-- Opening Marker --

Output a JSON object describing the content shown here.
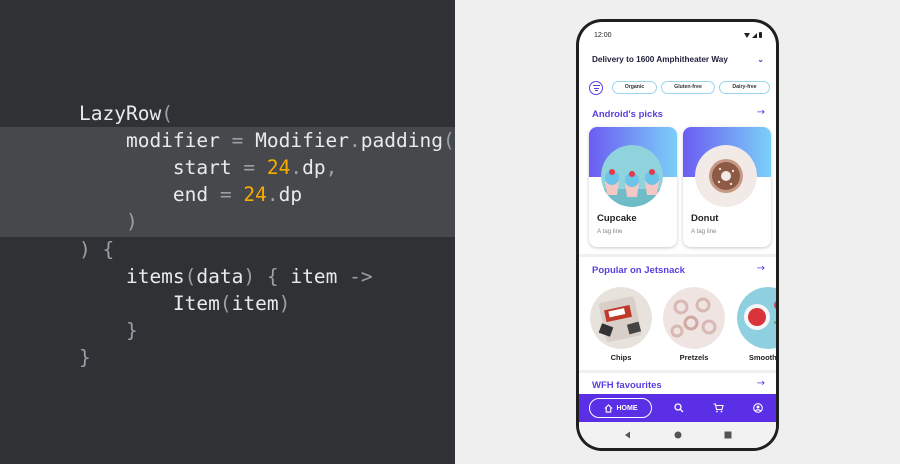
{
  "code": {
    "lines": [
      [
        {
          "t": "LazyRow"
        },
        {
          "t": "(",
          "c": "punct"
        }
      ],
      [
        {
          "t": "    modifier "
        },
        {
          "t": "=",
          "c": "punct"
        },
        {
          "t": " Modifier"
        },
        {
          "t": ".",
          "c": "punct"
        },
        {
          "t": "padding"
        },
        {
          "t": "(",
          "c": "punct"
        }
      ],
      [
        {
          "t": "        start "
        },
        {
          "t": "=",
          "c": "punct"
        },
        {
          "t": " "
        },
        {
          "t": "24",
          "c": "num"
        },
        {
          "t": ".",
          "c": "punct"
        },
        {
          "t": "dp"
        },
        {
          "t": ",",
          "c": "punct"
        }
      ],
      [
        {
          "t": "        end "
        },
        {
          "t": "=",
          "c": "punct"
        },
        {
          "t": " "
        },
        {
          "t": "24",
          "c": "num"
        },
        {
          "t": ".",
          "c": "punct"
        },
        {
          "t": "dp"
        }
      ],
      [
        {
          "t": "    "
        },
        {
          "t": ")",
          "c": "punct"
        }
      ],
      [
        {
          "t": ") {",
          "c": "punct"
        }
      ],
      [
        {
          "t": "    items"
        },
        {
          "t": "(",
          "c": "punct"
        },
        {
          "t": "data"
        },
        {
          "t": ")",
          "c": "punct"
        },
        {
          "t": " "
        },
        {
          "t": "{",
          "c": "punct"
        },
        {
          "t": " item "
        },
        {
          "t": "->",
          "c": "punct"
        }
      ],
      [
        {
          "t": "        Item"
        },
        {
          "t": "(",
          "c": "punct"
        },
        {
          "t": "item"
        },
        {
          "t": ")",
          "c": "punct"
        }
      ],
      [
        {
          "t": "    "
        },
        {
          "t": "}",
          "c": "punct"
        }
      ],
      [
        {
          "t": "}",
          "c": "punct"
        }
      ]
    ]
  },
  "phone": {
    "status_time": "12:00",
    "delivery_text": "Delivery to 1600 Amphitheater Way",
    "filters": [
      "Organic",
      "Gluten-free",
      "Dairy-free"
    ],
    "sections": {
      "picks_title": "Android's picks",
      "popular_title": "Popular on Jetsnack",
      "wfh_title": "WFH favourites"
    },
    "picks": [
      {
        "name": "Cupcake",
        "tagline": "A tag line"
      },
      {
        "name": "Donut",
        "tagline": "A tag line"
      }
    ],
    "popular": [
      {
        "name": "Chips"
      },
      {
        "name": "Pretzels"
      },
      {
        "name": "Smoothies"
      }
    ],
    "nav": {
      "home_label": "HOME"
    },
    "colors": {
      "accent": "#5b3ee0",
      "nav_background": "#5b2fe6",
      "card_gradient_start": "#6c5cf2",
      "card_gradient_end": "#7ad0f8",
      "chip_border": "#9ad4ee",
      "code_number": "#f9ab00"
    },
    "icons": [
      "filter-icon",
      "chevron-down-icon",
      "arrow-right-icon",
      "home-icon",
      "search-icon",
      "cart-icon",
      "profile-icon",
      "back-icon",
      "home-gesture-icon",
      "recents-icon"
    ]
  }
}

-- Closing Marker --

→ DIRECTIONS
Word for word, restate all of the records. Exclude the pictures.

→ EXERCISE RESULT
Output a JSON object describing the content shown here.
{
  "code": {
    "lines": [
      [
        {
          "t": "LazyRow"
        },
        {
          "t": "(",
          "c": "punct"
        }
      ],
      [
        {
          "t": "    modifier "
        },
        {
          "t": "=",
          "c": "punct"
        },
        {
          "t": " Modifier"
        },
        {
          "t": ".",
          "c": "punct"
        },
        {
          "t": "padding"
        },
        {
          "t": "(",
          "c": "punct"
        }
      ],
      [
        {
          "t": "        start "
        },
        {
          "t": "=",
          "c": "punct"
        },
        {
          "t": " "
        },
        {
          "t": "24",
          "c": "num"
        },
        {
          "t": ".",
          "c": "punct"
        },
        {
          "t": "dp"
        },
        {
          "t": ",",
          "c": "punct"
        }
      ],
      [
        {
          "t": "        end "
        },
        {
          "t": "=",
          "c": "punct"
        },
        {
          "t": " "
        },
        {
          "t": "24",
          "c": "num"
        },
        {
          "t": ".",
          "c": "punct"
        },
        {
          "t": "dp"
        }
      ],
      [
        {
          "t": "    "
        },
        {
          "t": ")",
          "c": "punct"
        }
      ],
      [
        {
          "t": ") {",
          "c": "punct"
        }
      ],
      [
        {
          "t": "    items"
        },
        {
          "t": "(",
          "c": "punct"
        },
        {
          "t": "data"
        },
        {
          "t": ")",
          "c": "punct"
        },
        {
          "t": " "
        },
        {
          "t": "{",
          "c": "punct"
        },
        {
          "t": " item "
        },
        {
          "t": "->",
          "c": "punct"
        }
      ],
      [
        {
          "t": "        Item"
        },
        {
          "t": "(",
          "c": "punct"
        },
        {
          "t": "item"
        },
        {
          "t": ")",
          "c": "punct"
        }
      ],
      [
        {
          "t": "    "
        },
        {
          "t": "}",
          "c": "punct"
        }
      ],
      [
        {
          "t": "}",
          "c": "punct"
        }
      ]
    ]
  },
  "phone": {
    "status_time": "12:00",
    "delivery_text": "Delivery to 1600 Amphitheater Way",
    "filters": [
      "Organic",
      "Gluten-free",
      "Dairy-free"
    ],
    "sections": {
      "picks_title": "Android's picks",
      "popular_title": "Popular on Jetsnack",
      "wfh_title": "WFH favourites"
    },
    "picks": [
      {
        "name": "Cupcake",
        "tagline": "A tag line"
      },
      {
        "name": "Donut",
        "tagline": "A tag line"
      }
    ],
    "popular": [
      {
        "name": "Chips"
      },
      {
        "name": "Pretzels"
      },
      {
        "name": "Smoothies"
      }
    ],
    "nav": {
      "home_label": "HOME"
    },
    "colors": {
      "accent": "#5b3ee0",
      "nav_background": "#5b2fe6",
      "card_gradient_start": "#6c5cf2",
      "card_gradient_end": "#7ad0f8",
      "chip_border": "#9ad4ee",
      "code_number": "#f9ab00"
    },
    "icons": [
      "filter-icon",
      "chevron-down-icon",
      "arrow-right-icon",
      "home-icon",
      "search-icon",
      "cart-icon",
      "profile-icon",
      "back-icon",
      "home-gesture-icon",
      "recents-icon"
    ]
  }
}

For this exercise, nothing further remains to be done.